So I looked all over to try and find some kind of rules, or at least some common-courtesy guidelines, concerning this issue and couldn’t find anything.
Essentially I’m wondering what I should do when I find a WordPress plugin (free, listed within wordpress.org/plugins/, and includes the GNU GP License) that I think could seriously benefit by adding a given amount of functionality to it.
After altering the code and including the new functionality, do I:
1) Submit it to the current author of the plugin and hope that he/she adds it in?
2) Submit the “new” plugin to the WordPress plugin listings as one of my own?
3) Avoid either of these options. Just change the plugin and only use it for myself.

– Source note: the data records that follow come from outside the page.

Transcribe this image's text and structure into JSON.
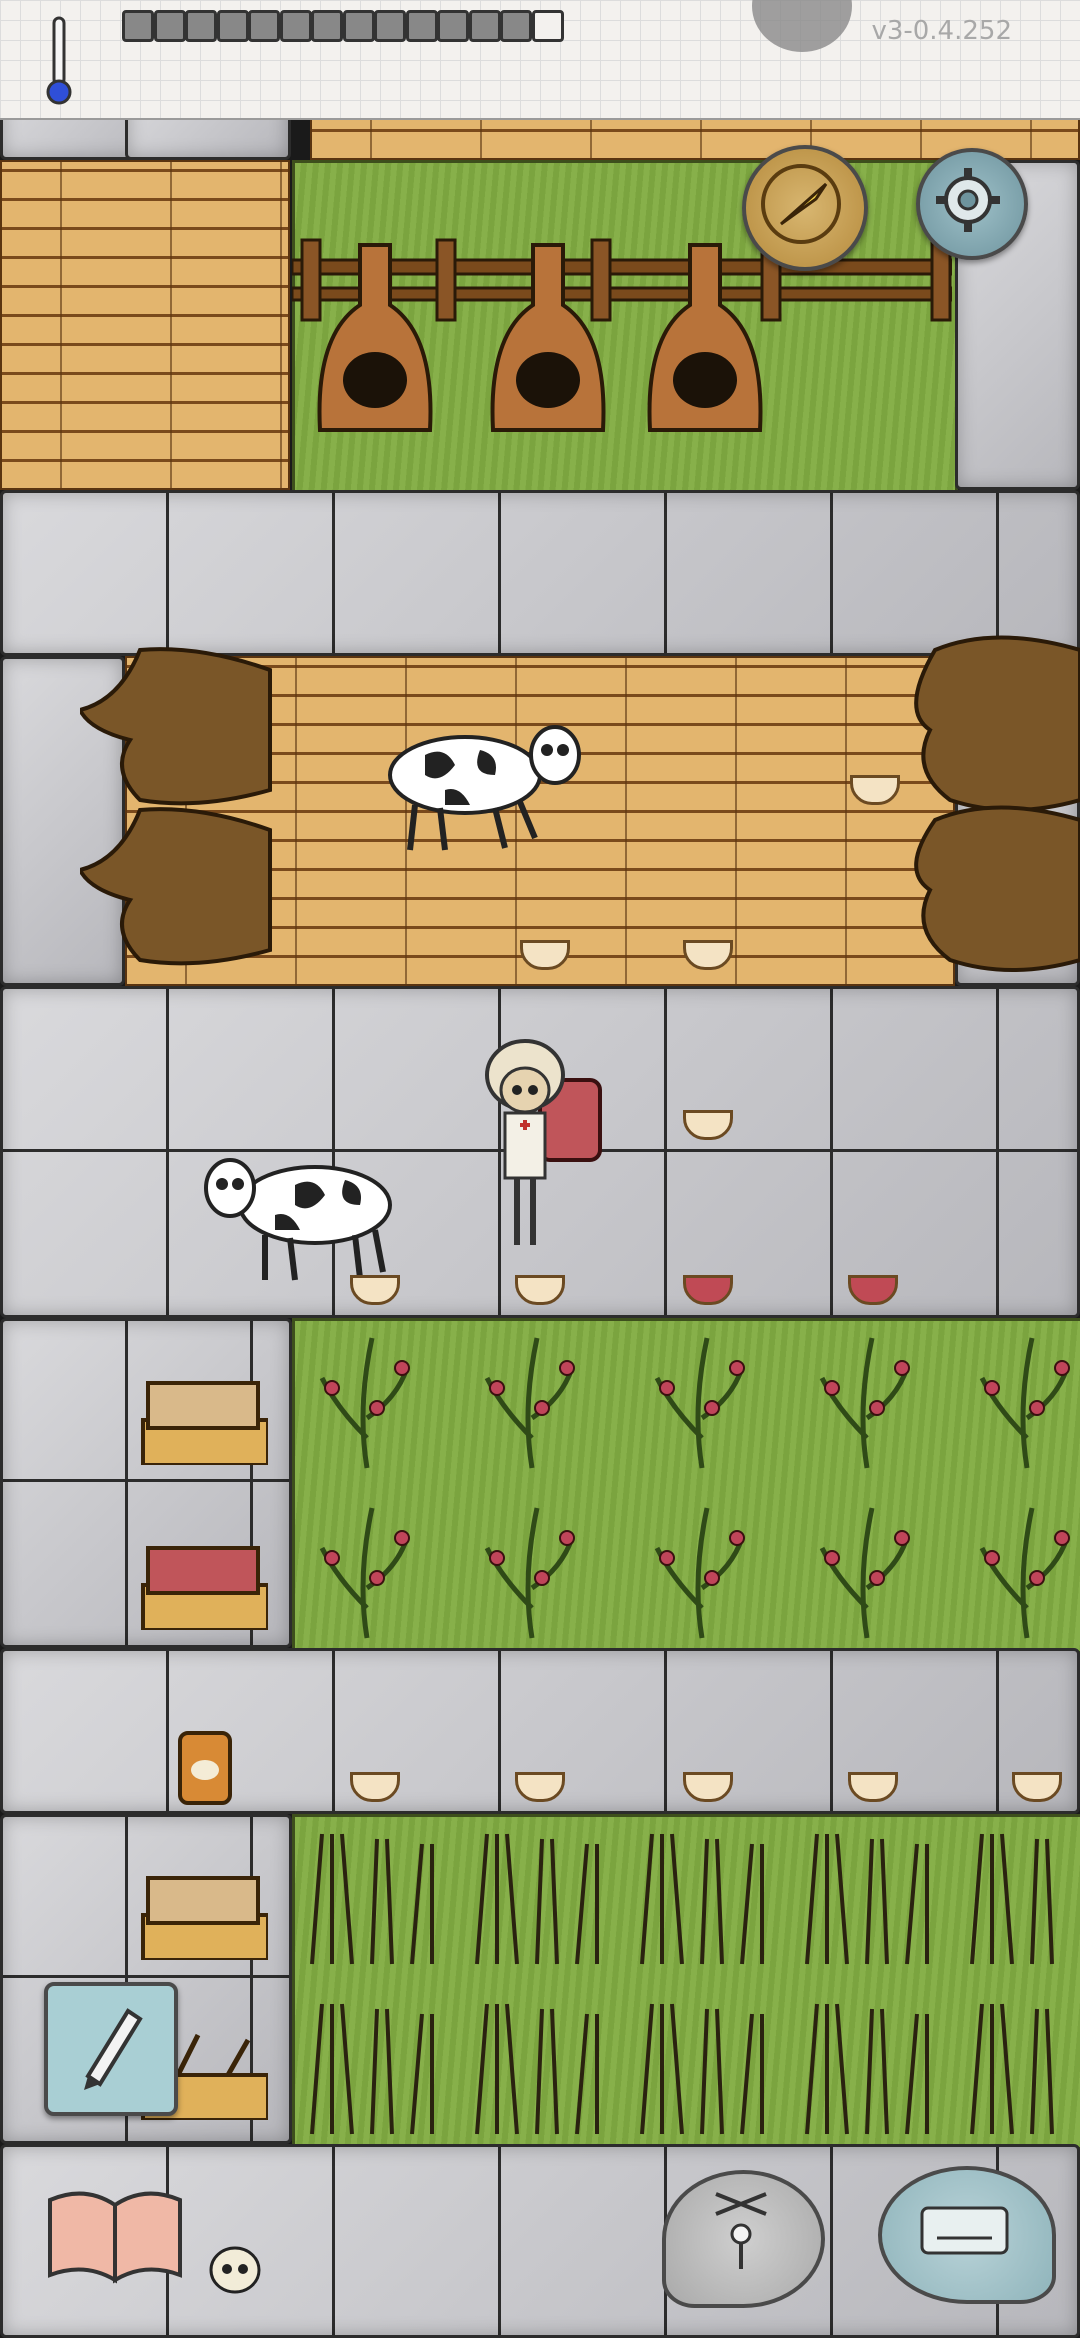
{
  "version": "v3-0.4.252",
  "hud": {
    "temperature_icon": "thermometer-icon",
    "hint_arrow": "compass-arrow-icon",
    "settings_icon": "gear-icon",
    "note_icon": "pencil-icon",
    "book_icon": "book-icon",
    "emote_icon": "puppet-icon",
    "chat_icon": "keyboard-icon"
  },
  "colors": {
    "stone": "#c8c8cc",
    "wood": "#e3b56e",
    "grass": "#7da63c",
    "berry": "#c04a55",
    "hint_button": "#c8a45a",
    "settings_button": "#7fa3ad"
  },
  "inventory_slots": 14
}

4) Do something else that isn’t listed here? (Implies that suggestions be made in the comments section.)
From a licensing perspective, I can’t see any prohibitions against making any of these choices. I don’t know how moral it’d be to take the code, alter it, and then sell it as a premium plugin, but that doesn’t seem to be prohibited by the GP License either.
What’s the best practice for this situation? Obviously I don’t want to offend the original author of the plugin or do something that’d make me look bad in the WordPress coding community. Still, in this case that I’m up against, I think the plugin would seriously benefit from this added functionality.
What say ye?
Below are the methods you can try. The first solution is probably the best. Try others if the first one doesn’t work. Senior developers aren’t just copying/pasting – they read the methods carefully & apply them wisely to each case.
Ask the developer before you start writing code.
- The feature you need might be implemented already, just not published.
- Or the plugin API changes in the next version, and your code wouldn’t work anymore.
- Maybe the author can just add a hook, so you can implement your code as separate plugin without changing the main plugin.
One of the core ideas of open source is collaboration. Always try to improve together. Avoid publishing something that is 90% a duplicate of an existing plugin. You make the choice for users just harder.
But if you had to write that improvement, and the developer of the original plugin just refuses to work with you, make your code public for the benefit of other users.
The license of plugins hosted on wordpress.org will always allow such alterations or addons.